By HAL McCOY
The Ricky Nolasco who was 0-and-4 in five starts since the Los Angeles Angels of Anaheim acquired him at the trade deadline from the Minnesota Twins?
The Ricky Nolasco who entered Wednesday night’s game with a 4-and-12 record and a 5.24 earned run average.
Yeah, THAT Ricky Nolasco.
ON WEDNESDAY NIGH IN ANGEL of Anaheim Stadium against the Cincinnati Reds he came disguised as Jake Arrieta, Max Scherezer, Chris Sale and Justin Verlander combined.
Nolasco, who hadn’t pitched a complete game since 2012, not only pitched a complete game, he pitched a complete game four-hit shutout and won, 3-0.
The 6-2, 235-pound right hander from Rialto, Calif., retired the last 12 Reds in a row and 16 of the last 17 while walking none and striking out seven.
THIS STORY SHOULD HAVE BEEN about Reds starter Brandon Finnegan, but it seldom is even when he pitches well because he so often doesn’t get run support.
On this night he pitched seven innings and gave up two runs and five hits. Finnegan leads the league in walks (72) and didn’t give up any. Finnegan leads the league in home runs given up (27) and didn’t give up any.
And he struck out nine.
But because he gave up two runs in the sixth inning and because his teammates couldn’t figure out Nolasco, he lost.
In his previous start in Arizona, Finnegan gave up two runs and three hits and struck out 12 in six innings and got nothing more than a few pats on the posterior from his teammates. The Reds lost, 4-3, in the 11th inning on a Blake Wood wild pitch.
WITH ONE OUT IN THE SIXTH on Wednesday he gave up a double to left center to Andrelton Simmons. With two outs he gave up a run-scoring single to C.J. Cron and a run-scoring double to right to Jefry Marte for a 2-0 Angels lead.
The Angels scored their third in the eighth off Raisel Iglesias, a one-out double to Nick Buss and a two-out run-scoring single to Cron.
Cron drove in two of his team’s three runs and drove in seven during the three-game sweep, including three home runs.

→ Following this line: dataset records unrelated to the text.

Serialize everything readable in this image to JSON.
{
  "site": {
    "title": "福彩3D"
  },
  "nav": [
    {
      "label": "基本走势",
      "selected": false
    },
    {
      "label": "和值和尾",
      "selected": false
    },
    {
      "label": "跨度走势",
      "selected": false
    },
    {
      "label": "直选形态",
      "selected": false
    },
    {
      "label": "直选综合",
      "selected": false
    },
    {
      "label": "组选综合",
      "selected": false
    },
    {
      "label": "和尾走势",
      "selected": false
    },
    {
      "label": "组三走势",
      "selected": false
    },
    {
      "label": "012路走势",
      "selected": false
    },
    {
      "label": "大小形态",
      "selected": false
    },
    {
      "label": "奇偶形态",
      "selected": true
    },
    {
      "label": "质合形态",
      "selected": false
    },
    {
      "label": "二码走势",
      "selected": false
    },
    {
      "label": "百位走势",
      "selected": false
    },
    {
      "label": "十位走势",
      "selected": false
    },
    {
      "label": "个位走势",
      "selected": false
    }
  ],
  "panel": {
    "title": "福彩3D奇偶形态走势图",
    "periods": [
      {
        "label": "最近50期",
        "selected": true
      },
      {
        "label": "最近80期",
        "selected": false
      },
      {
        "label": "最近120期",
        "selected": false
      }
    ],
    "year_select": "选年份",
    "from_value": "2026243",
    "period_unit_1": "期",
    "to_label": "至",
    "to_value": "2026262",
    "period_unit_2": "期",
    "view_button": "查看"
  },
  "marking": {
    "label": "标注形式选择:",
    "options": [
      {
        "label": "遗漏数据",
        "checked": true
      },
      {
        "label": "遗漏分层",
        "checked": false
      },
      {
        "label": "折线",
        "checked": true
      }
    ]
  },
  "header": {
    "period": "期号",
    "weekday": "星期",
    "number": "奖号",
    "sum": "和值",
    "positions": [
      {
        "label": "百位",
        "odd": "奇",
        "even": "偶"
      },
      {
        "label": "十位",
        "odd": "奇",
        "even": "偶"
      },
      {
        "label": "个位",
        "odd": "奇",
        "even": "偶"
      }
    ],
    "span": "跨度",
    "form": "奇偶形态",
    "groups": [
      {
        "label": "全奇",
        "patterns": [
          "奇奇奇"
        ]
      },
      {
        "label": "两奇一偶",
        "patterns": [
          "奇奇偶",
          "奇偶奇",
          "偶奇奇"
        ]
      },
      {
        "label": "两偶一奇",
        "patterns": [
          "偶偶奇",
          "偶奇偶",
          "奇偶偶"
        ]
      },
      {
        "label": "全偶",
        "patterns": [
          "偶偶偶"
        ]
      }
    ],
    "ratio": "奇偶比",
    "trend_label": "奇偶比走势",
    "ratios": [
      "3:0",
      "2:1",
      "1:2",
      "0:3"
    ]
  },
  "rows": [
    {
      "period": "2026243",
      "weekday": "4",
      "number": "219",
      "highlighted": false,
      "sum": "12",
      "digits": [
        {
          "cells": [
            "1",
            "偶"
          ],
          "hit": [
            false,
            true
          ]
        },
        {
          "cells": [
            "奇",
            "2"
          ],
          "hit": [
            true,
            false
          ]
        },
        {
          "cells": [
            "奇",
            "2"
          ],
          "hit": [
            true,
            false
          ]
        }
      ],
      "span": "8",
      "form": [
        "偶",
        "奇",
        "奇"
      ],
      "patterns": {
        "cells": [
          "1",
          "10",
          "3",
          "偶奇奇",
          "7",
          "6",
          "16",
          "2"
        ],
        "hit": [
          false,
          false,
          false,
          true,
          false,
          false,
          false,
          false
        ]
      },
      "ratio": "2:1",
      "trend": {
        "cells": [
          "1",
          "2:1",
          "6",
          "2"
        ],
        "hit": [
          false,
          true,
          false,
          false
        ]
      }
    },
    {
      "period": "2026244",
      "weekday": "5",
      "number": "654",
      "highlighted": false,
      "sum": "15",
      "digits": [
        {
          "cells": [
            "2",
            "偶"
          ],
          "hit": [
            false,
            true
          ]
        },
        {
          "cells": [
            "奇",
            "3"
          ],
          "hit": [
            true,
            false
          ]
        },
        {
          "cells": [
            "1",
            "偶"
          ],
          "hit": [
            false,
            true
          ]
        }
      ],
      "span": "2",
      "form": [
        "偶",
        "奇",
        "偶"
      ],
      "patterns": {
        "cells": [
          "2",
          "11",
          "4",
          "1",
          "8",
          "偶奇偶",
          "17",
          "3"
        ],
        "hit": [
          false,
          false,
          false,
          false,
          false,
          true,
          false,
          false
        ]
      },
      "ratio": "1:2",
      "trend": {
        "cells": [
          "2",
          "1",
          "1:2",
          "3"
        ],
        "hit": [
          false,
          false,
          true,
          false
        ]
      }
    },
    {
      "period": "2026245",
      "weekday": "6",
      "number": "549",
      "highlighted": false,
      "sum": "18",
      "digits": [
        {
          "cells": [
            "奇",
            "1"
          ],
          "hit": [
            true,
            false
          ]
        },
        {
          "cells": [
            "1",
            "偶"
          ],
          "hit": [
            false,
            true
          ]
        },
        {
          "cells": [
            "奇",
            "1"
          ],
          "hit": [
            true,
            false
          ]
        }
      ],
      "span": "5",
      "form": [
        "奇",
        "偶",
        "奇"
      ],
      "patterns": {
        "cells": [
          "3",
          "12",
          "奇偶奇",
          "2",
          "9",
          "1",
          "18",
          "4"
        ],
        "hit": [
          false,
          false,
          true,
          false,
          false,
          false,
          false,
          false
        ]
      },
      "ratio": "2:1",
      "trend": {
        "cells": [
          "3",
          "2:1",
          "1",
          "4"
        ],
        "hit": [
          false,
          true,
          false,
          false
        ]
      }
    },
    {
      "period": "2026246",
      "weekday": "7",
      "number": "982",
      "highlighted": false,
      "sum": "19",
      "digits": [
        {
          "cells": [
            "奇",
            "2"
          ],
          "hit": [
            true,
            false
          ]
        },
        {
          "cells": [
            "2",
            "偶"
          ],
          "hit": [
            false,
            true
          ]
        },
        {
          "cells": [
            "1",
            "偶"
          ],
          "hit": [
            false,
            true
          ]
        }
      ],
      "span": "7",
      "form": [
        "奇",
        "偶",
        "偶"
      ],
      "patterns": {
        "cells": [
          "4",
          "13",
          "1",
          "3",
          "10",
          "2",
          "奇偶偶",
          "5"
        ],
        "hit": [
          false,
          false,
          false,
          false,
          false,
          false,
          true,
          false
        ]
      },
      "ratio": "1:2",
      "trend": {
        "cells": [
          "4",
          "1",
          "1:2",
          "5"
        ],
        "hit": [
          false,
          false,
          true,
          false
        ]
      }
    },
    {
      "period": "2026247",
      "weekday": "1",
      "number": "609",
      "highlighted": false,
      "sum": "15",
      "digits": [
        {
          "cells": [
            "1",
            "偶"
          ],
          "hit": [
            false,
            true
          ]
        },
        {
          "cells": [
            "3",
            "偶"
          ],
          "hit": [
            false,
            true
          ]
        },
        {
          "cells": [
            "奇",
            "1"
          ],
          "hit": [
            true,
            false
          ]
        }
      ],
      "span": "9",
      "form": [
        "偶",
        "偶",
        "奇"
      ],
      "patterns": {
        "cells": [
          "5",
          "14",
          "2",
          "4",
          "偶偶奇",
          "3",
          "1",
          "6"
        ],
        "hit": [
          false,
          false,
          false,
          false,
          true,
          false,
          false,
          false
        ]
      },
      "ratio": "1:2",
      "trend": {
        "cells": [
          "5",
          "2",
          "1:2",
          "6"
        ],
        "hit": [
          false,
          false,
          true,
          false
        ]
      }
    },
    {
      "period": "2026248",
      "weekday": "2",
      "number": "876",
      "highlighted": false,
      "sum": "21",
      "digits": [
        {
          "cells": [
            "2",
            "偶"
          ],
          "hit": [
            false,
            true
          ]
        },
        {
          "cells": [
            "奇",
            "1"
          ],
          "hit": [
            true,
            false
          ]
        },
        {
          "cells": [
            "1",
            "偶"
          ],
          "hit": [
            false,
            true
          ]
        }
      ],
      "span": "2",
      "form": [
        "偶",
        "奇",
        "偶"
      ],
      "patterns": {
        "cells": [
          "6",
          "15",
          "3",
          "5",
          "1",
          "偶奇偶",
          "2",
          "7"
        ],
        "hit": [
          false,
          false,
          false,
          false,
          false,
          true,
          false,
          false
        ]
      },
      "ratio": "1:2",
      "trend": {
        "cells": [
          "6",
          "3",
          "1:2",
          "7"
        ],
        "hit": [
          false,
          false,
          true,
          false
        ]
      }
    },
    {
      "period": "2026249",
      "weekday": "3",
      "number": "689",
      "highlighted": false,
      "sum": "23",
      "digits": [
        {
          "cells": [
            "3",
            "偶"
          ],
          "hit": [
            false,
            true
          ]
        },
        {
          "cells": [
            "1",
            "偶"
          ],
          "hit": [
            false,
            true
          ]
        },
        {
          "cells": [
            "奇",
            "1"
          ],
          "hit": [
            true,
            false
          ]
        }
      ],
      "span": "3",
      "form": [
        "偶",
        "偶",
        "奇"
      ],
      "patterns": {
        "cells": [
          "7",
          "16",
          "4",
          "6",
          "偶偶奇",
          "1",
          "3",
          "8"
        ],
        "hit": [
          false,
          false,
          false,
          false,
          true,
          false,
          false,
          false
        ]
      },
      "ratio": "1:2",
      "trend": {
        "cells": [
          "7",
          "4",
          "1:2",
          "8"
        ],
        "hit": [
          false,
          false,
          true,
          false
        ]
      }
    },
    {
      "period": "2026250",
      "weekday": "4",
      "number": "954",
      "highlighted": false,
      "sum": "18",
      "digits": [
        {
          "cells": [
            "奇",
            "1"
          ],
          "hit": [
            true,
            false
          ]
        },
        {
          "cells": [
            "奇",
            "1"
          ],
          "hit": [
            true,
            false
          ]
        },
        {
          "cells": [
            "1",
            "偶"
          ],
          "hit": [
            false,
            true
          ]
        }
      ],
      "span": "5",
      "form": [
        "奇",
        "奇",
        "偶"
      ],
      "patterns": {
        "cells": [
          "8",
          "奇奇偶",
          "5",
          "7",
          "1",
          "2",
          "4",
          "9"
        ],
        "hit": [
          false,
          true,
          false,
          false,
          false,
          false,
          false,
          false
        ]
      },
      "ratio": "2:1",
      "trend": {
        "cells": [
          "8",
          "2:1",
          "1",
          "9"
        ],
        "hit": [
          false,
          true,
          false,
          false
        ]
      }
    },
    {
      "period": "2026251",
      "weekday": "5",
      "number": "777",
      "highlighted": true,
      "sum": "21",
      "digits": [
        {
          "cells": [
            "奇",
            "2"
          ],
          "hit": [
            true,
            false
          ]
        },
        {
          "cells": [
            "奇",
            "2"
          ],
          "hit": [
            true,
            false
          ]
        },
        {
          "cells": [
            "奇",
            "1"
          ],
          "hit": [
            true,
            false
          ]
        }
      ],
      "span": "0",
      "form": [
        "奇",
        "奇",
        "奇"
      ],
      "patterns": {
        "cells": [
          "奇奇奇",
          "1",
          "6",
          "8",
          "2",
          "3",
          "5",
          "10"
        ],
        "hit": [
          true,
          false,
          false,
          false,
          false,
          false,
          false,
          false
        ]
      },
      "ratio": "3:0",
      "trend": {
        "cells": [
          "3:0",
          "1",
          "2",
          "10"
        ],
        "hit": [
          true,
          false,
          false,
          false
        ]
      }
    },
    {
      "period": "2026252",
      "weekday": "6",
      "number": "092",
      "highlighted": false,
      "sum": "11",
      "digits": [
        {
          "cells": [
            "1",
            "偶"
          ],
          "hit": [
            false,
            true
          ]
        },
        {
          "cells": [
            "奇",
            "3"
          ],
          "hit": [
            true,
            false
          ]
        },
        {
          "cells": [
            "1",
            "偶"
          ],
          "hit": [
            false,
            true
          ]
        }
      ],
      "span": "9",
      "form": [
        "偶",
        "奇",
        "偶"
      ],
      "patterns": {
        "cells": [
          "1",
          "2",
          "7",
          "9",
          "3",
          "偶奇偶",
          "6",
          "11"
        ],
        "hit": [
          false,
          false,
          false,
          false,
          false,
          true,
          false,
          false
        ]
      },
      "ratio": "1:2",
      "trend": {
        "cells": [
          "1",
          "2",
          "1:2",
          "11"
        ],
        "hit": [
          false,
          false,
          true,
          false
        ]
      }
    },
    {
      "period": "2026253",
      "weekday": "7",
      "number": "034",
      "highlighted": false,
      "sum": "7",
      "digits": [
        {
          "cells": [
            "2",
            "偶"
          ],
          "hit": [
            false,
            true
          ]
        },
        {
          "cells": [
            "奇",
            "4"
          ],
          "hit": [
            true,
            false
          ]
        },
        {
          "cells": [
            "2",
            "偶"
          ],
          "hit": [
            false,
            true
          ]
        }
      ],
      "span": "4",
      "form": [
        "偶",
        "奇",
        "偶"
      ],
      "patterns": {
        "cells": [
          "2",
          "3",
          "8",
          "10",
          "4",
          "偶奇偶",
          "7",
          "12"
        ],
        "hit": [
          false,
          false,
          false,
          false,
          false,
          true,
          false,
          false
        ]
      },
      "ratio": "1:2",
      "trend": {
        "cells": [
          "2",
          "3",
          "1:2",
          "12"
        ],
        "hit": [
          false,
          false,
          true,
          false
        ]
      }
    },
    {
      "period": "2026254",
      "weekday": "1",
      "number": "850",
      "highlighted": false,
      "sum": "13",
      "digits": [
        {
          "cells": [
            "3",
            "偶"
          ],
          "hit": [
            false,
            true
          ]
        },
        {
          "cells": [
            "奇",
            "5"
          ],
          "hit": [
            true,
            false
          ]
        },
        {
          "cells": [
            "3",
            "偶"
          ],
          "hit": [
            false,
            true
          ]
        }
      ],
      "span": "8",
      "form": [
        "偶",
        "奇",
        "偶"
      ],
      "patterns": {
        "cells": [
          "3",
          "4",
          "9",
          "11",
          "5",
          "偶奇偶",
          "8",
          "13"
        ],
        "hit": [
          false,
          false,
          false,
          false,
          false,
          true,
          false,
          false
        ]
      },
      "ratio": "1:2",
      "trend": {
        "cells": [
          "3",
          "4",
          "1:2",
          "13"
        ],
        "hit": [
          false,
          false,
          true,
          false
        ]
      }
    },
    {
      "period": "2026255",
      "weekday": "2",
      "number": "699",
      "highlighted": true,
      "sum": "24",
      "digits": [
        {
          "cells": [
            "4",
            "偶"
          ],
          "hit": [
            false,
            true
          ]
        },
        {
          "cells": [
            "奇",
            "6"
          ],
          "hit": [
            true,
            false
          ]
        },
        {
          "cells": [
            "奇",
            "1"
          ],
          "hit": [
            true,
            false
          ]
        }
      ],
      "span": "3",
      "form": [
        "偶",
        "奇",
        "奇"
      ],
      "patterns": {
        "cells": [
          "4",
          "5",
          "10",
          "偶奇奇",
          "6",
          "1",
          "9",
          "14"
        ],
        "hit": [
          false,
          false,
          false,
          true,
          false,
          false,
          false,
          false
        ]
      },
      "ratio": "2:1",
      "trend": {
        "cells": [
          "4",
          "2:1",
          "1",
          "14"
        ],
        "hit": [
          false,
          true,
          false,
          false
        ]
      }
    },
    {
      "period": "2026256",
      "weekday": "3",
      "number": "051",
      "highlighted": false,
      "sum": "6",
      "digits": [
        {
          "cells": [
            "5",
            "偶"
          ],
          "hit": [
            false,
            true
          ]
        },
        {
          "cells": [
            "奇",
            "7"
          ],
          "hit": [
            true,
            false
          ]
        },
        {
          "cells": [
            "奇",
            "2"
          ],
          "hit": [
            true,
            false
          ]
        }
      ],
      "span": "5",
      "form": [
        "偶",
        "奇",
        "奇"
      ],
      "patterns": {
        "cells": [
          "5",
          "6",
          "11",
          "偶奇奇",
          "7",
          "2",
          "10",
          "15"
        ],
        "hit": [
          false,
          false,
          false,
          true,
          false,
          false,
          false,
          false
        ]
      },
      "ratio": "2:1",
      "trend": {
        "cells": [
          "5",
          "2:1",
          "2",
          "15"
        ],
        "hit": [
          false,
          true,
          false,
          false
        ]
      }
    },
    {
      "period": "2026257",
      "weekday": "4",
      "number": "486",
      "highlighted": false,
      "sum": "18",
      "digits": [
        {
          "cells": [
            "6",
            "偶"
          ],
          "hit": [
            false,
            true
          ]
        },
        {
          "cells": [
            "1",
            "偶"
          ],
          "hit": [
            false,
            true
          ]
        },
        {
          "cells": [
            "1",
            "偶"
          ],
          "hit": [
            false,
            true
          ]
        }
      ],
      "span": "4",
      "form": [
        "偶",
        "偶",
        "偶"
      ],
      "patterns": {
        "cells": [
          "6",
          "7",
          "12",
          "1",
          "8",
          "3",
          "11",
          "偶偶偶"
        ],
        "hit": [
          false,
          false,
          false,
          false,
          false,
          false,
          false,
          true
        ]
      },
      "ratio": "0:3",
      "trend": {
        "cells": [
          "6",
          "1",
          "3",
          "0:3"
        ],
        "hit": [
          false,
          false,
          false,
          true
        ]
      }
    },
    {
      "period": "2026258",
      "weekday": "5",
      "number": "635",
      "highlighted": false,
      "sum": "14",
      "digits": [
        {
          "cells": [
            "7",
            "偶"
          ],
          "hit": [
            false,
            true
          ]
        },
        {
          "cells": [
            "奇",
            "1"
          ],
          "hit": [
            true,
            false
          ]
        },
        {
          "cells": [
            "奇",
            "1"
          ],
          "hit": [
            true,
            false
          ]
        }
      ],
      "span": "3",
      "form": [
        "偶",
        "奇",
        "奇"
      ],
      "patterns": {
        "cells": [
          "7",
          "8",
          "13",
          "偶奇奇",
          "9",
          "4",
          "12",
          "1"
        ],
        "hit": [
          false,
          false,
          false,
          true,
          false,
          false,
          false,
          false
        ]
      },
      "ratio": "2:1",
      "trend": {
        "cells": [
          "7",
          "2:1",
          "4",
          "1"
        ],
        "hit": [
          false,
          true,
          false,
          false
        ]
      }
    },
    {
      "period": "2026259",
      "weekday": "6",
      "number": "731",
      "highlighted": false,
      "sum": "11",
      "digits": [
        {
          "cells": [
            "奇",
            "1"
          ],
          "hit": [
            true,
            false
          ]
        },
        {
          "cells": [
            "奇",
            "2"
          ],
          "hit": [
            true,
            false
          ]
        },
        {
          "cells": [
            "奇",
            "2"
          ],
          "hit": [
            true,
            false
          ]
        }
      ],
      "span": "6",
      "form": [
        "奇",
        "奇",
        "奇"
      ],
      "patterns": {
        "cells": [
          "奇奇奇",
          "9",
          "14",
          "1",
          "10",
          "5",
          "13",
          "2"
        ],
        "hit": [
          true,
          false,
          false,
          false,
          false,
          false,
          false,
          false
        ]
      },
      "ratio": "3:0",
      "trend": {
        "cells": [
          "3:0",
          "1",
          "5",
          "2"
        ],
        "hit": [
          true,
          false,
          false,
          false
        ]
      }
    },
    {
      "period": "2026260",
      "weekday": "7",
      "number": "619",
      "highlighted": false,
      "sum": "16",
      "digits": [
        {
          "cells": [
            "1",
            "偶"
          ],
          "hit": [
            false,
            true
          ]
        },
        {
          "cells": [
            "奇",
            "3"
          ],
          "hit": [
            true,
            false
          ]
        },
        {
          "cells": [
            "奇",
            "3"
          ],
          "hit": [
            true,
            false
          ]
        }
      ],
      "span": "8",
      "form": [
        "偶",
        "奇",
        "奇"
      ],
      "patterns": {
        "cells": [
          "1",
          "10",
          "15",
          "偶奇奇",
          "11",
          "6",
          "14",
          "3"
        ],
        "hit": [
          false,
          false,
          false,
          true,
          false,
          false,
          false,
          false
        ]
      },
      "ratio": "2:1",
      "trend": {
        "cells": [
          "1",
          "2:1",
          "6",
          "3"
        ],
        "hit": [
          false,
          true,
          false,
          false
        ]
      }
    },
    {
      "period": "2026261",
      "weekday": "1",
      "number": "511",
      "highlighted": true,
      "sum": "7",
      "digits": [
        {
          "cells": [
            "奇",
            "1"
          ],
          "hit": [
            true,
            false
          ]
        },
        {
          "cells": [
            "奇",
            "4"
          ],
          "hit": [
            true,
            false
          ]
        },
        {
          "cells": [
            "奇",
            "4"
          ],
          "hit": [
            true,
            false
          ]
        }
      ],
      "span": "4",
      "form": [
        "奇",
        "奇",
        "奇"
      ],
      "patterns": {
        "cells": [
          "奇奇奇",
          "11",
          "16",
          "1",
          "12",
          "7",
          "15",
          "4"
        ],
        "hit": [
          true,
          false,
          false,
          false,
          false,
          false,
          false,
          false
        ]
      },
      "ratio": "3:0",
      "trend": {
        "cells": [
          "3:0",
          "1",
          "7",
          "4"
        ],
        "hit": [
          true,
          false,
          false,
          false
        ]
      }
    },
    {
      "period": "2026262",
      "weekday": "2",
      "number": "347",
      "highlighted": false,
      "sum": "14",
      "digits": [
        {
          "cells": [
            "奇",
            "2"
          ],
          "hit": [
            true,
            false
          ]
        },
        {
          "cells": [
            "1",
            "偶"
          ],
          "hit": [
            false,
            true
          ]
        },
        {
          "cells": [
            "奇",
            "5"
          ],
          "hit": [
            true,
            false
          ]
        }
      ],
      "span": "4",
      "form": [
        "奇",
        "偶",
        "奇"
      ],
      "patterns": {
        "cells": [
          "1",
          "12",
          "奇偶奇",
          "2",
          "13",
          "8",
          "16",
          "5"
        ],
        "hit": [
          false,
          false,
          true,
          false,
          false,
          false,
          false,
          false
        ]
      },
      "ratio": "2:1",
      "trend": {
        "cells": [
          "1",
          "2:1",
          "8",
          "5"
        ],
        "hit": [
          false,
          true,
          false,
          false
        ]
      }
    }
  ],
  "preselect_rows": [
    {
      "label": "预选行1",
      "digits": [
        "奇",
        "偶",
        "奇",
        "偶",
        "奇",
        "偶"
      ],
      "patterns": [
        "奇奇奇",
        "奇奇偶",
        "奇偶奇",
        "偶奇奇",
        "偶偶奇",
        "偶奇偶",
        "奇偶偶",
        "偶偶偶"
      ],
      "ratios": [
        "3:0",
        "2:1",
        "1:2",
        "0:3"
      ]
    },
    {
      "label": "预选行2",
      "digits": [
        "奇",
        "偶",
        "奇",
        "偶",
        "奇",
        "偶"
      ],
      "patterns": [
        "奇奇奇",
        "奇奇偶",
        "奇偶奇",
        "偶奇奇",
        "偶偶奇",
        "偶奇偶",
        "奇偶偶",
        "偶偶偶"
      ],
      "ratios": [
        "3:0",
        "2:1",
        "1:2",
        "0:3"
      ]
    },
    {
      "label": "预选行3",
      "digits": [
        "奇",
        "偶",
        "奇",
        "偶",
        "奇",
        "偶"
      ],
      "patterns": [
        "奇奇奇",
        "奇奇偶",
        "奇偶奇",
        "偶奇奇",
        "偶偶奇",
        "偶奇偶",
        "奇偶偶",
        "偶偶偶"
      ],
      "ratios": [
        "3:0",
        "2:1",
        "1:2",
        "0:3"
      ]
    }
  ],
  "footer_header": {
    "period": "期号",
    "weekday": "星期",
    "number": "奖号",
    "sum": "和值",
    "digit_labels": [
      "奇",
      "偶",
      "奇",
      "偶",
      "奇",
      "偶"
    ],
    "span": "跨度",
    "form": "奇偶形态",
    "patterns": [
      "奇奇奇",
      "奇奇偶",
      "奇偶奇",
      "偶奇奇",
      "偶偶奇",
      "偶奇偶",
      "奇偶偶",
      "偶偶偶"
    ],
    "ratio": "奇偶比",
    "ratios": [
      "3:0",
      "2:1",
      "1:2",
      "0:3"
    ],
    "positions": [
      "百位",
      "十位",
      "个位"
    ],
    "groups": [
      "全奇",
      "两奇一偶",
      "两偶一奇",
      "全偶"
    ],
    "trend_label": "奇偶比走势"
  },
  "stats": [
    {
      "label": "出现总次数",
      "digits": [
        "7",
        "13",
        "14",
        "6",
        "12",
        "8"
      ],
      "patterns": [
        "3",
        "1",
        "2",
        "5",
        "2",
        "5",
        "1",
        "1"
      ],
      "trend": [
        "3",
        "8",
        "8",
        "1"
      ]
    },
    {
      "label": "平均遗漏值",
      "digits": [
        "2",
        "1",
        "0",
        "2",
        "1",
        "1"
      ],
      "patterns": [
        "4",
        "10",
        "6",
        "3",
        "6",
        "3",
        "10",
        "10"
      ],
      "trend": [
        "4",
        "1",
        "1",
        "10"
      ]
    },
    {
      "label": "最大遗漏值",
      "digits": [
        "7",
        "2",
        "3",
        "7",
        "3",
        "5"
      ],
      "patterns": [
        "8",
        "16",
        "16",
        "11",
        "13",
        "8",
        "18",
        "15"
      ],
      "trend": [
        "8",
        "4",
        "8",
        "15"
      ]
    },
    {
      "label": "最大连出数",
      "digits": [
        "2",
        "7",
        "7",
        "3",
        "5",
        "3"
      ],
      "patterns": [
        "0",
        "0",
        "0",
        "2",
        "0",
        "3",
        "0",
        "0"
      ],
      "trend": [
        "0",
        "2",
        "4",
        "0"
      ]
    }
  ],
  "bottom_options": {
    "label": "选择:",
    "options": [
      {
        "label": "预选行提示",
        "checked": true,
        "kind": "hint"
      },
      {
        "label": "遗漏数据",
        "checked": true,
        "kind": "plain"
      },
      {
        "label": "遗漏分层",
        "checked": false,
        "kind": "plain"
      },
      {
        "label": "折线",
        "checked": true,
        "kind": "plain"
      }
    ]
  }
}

The Reds limp home after a 1-and-5 trip against two last place teams — 1-and-2 against Arizona (National League West) and 0-and-3 against the Angels (American League West). After winning in Arizona, 13-0, in game two on the trip, they’ve lost four straight and scored six runs in four games over 36 innings. And they’ve lost eight of their last 10.
THE REDS ONLY LEGITIMATE chance to score was in the sixth when Ramon Cabrera led with a double. He had two of the Reds four hits and the other was an infield hit.
Billy Hamilton bunted him to third, Hamilton’s league-leading 11th sacrifice bunt, but Zack Cozart grounde to third and Joey Votto lined out hard to second base.
Votto singled in the first inning and there was drama of a different kind in the ninth inning. Votto came to bat with two outs and nobody on, needing a hit to finish August with a .400 batting average. He hit .413 in July and was trying to become the first Reds hitter to hit .400 in back-to-back months.
Nolasco pumped two quick strikes past Votto on hard-breaking pitches and both Votto and the Reds were denied when Votto flied meekly to left field.